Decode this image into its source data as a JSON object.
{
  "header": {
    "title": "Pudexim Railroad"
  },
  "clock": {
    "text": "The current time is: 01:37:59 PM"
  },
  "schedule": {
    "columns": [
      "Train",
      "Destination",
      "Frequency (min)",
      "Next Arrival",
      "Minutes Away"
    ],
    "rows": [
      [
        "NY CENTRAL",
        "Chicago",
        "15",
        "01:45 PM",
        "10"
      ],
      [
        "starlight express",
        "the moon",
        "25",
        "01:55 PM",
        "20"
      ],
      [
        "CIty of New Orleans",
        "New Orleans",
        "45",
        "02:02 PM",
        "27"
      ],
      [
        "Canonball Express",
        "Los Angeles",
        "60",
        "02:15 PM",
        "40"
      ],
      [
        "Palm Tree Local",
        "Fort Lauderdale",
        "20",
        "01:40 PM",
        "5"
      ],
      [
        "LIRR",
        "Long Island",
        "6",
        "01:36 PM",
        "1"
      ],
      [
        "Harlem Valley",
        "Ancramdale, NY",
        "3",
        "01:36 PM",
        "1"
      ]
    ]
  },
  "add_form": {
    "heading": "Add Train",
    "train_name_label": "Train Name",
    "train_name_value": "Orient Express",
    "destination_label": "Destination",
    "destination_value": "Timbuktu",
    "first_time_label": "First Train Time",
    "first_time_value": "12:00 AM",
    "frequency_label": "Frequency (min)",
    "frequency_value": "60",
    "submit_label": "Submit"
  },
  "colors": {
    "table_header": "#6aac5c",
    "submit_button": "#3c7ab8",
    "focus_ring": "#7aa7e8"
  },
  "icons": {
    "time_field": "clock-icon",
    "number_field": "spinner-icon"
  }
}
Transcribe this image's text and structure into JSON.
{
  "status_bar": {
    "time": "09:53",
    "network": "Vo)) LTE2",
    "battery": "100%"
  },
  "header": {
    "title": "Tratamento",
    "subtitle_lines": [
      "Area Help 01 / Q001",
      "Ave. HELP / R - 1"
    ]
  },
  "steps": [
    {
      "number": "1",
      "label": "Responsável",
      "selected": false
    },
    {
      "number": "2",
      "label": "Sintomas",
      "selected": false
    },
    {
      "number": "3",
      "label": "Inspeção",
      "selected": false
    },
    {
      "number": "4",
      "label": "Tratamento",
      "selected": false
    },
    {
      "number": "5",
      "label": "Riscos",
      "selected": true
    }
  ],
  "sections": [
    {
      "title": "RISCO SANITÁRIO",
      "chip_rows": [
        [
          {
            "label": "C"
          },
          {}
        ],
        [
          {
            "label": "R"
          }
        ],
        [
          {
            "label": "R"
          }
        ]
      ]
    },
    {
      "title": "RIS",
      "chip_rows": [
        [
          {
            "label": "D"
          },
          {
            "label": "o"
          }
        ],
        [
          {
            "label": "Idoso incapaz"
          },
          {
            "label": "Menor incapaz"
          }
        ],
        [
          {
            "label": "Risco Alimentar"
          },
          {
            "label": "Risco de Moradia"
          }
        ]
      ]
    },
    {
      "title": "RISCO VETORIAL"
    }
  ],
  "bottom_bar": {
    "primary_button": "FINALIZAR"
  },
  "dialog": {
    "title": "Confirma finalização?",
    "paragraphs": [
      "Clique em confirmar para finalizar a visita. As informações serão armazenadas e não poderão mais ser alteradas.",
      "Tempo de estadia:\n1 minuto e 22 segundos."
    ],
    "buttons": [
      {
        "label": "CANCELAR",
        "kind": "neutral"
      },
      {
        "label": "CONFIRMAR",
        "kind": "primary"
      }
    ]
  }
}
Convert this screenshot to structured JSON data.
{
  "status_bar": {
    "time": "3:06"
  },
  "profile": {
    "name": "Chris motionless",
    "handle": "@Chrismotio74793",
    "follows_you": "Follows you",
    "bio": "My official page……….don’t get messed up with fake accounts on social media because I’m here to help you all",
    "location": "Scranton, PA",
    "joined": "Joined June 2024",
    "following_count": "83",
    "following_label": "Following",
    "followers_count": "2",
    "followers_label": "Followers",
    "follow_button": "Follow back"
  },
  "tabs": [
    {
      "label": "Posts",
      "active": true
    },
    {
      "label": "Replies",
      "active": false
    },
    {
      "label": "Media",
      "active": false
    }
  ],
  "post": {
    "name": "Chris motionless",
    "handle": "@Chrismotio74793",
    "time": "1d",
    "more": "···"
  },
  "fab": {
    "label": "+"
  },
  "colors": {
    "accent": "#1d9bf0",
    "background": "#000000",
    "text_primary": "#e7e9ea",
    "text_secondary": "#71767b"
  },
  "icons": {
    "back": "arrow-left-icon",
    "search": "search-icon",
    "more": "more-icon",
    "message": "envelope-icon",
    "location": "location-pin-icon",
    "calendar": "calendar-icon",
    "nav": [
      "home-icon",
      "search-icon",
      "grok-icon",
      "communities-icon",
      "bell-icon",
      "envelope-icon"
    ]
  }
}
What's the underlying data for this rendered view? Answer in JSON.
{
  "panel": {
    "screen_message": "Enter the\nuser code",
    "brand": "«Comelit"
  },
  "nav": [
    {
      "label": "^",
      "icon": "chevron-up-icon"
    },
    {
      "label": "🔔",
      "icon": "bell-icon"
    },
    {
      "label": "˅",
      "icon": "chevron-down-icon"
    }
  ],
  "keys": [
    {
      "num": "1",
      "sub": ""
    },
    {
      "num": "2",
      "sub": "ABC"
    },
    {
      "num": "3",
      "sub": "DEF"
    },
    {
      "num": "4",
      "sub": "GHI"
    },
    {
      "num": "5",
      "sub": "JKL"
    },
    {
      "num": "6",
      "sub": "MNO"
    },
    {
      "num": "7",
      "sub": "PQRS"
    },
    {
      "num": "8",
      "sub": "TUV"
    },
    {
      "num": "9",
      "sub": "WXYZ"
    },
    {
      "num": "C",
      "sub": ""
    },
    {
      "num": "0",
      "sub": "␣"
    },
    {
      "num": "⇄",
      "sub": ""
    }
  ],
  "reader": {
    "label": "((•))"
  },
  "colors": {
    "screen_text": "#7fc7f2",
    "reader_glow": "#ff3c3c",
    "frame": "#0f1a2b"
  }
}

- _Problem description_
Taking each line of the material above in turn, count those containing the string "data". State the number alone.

- _Your response_
3